It's hard to fit them all in one article, but this is my shot at listing what I think are some of the most selfish — and also totally valid — reasons to give going vegan a shot.
You'll Feel Slightly Less Helpless About Global Warming
Even the U.N. has said it: "a substantial reduction of [environmental] impacts would only be possible with a substantial worldwide diet change away from animal products.” Animal agriculture is responsible for 91 percent of rainforest destruction, and depending on which measurements you go by, anywhere between 14 percent and 51 percent of global greenhouse-gas emissions are caused by animal agriculture. One hamburger takes as much water to make as you use in two months worth of showering, and animal waste is a leading cause of environmental pollution and fossil fuel use.
Simply put, in a world where we feel powerless to prevent global warming, one of the most powerful things we could collectively do would be to stop using animals for food.
It's A Giant F-U To Trump
Related to the item above, if you feel like President Trump doesn't speak for you, one simple way to protest him and his policies every day is to opt out of animal products. You'll be doing your part to prevent global warming, and you will also be fighting against the exploitation of migrant workers and people in low-income communities, who suffer most at the hands of an industry that profits off their labor and land. While plant-agriculture can also certainly exploit migrant workers, the factory farming industry is ranked one of the most dangerous jobs for worker injury, illness, and trauma.
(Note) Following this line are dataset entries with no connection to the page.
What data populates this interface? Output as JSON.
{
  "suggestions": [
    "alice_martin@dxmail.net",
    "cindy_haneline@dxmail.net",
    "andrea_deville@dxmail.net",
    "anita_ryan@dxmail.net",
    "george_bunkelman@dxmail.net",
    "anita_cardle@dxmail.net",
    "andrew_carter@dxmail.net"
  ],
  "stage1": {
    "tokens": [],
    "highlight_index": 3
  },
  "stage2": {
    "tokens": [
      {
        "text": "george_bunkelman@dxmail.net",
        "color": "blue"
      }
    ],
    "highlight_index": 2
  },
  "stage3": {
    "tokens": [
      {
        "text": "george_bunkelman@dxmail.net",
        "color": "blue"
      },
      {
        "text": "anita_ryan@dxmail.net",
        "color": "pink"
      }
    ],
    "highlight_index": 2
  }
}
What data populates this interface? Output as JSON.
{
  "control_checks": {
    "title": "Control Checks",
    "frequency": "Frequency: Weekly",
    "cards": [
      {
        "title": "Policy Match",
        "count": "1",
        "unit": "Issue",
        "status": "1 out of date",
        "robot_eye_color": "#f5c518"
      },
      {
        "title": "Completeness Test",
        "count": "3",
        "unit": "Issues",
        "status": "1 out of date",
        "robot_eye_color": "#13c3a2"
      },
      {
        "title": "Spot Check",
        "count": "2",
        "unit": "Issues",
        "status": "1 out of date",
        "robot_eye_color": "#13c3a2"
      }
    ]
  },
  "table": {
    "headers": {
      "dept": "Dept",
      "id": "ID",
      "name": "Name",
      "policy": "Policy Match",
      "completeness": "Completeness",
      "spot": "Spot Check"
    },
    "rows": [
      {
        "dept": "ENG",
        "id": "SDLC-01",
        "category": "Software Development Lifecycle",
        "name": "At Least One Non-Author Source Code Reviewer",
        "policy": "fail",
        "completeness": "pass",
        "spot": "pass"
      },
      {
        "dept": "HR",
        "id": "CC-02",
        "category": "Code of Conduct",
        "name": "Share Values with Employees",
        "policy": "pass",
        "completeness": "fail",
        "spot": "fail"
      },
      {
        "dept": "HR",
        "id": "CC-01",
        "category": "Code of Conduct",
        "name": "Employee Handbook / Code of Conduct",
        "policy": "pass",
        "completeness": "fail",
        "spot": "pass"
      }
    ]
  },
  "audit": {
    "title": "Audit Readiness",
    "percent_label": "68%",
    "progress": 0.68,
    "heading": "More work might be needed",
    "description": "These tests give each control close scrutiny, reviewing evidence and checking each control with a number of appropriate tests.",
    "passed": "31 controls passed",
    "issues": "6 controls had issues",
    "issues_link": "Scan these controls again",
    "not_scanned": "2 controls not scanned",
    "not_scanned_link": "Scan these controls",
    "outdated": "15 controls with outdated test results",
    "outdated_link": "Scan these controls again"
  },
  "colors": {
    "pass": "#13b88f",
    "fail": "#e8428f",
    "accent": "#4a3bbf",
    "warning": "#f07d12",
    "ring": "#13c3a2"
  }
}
Working in a slaughterhouse is one of the most traumatizing jobs you could possibly have — and it is immigrants and the poorest among us who are left to do our dirty work.
You Might Feel Like Less Of A Hypocrite
This is a less tangible benefit, perhaps, but it is real. While being vegan is by no means a get-out-of-jail-free card for caring about all of the world's many problems, it is a simple thing that you can do every day to reduce your carbon footprint and live more humanely.
I didn't even know I was carrying around the weight of my disconnect between my values and the way I was eating — until they were finally in line, and I felt lighter.
You'll Probably Have More Love For All Animals
Before I became vegan, I actually didn't even consider myself much of an "animal person." Once I stopped eating them, however, I felt my heart open up completely. I visited animal sanctuaries and met the animals rescued from slaughterhouses. I was forever changed looking into a cow's big, kind eyes; realizing pigs loved their tummies rubbed, just like dogs. As Franz Kafka said of looking at a fish after he became a vegetarian, "Now I can look at you in peace; I don’t eat you anymore." Because I see all animals as equally worthy of freedom and life now, we are friends.
... And Maybe More Love For Human Animals, Too
Human animals suffer too, that's for sure — and being vegan has only made me generally feel more compassion for that fact. Sure, things get frustrating sometimes when I see us perpetuating the cycle of violence as a society, but in general, I find I see the animal in all of us more clearly now. We all want the same things: love, freedom, food, shelter. The violence in the world, I believe, can be distilled to the fact that too many of us lack one or more of those basic needs.
Going vegan was so much easier than I thought it would be that it has empowered me to be more active about seeing what other everyday things I can do to help humans, animals, and the environment. I only buy ethically-made clothes and products now, and try to otherwise be a more responsible consumer and person every day. Realizing this was always possible — and that I myself had this much capacity to change the way I see the world and behave — gives me hope for all of our capacities to live in peace one day. And selfishly, that feels nice.